--- Source records Enclosed Below ---
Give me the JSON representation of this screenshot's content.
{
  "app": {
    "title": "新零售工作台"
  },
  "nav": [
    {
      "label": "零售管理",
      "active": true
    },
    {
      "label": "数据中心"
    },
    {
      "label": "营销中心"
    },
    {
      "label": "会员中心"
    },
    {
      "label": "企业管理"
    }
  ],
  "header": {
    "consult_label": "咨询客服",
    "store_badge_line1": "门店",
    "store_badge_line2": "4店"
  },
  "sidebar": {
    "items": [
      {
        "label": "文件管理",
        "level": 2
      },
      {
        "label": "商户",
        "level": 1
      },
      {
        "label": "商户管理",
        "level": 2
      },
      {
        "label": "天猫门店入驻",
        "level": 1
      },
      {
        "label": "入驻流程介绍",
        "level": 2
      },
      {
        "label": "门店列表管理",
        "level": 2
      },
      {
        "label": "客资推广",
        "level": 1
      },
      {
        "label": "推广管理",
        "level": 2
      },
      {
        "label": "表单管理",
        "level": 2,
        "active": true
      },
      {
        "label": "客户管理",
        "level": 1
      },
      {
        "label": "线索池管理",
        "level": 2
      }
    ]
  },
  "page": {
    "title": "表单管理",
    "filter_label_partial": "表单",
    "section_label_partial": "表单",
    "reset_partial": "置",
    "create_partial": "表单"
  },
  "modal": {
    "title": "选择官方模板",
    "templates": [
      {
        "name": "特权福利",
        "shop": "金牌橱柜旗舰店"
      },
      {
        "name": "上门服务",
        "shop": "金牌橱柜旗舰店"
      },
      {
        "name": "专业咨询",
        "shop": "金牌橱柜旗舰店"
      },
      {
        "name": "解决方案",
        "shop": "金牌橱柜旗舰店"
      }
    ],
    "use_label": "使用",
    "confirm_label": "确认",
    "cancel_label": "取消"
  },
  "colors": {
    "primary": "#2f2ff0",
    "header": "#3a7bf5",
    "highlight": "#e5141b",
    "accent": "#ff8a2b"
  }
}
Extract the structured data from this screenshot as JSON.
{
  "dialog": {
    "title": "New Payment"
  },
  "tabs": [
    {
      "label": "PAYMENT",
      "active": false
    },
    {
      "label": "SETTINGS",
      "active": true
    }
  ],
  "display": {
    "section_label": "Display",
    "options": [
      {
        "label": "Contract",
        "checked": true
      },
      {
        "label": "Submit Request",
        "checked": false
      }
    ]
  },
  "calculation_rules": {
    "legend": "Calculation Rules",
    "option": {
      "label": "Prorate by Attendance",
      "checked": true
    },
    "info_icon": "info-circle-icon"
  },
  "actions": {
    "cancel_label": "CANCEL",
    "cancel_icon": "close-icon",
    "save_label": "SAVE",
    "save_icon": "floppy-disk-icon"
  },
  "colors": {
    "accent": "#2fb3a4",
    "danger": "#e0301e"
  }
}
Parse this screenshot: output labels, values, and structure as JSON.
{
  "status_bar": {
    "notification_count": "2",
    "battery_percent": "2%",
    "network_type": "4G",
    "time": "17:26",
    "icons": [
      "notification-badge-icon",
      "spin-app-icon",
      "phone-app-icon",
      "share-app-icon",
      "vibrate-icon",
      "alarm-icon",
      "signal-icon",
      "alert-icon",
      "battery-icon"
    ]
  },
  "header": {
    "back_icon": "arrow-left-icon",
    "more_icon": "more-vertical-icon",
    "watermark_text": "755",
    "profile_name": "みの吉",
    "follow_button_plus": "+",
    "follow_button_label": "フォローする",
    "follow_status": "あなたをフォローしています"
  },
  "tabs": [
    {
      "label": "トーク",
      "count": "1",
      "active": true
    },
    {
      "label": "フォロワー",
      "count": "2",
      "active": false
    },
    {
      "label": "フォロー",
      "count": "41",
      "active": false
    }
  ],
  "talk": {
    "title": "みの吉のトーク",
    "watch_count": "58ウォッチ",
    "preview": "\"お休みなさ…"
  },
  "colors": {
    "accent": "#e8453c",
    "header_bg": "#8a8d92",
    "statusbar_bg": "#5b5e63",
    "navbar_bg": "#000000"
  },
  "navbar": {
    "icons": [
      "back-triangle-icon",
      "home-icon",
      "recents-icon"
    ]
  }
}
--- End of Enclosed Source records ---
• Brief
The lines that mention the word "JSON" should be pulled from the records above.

• Task answer
Give me the JSON representation of this screenshot's content.
Extract the structured data from this screenshot as JSON.
Parse this screenshot: output labels, values, and structure as JSON.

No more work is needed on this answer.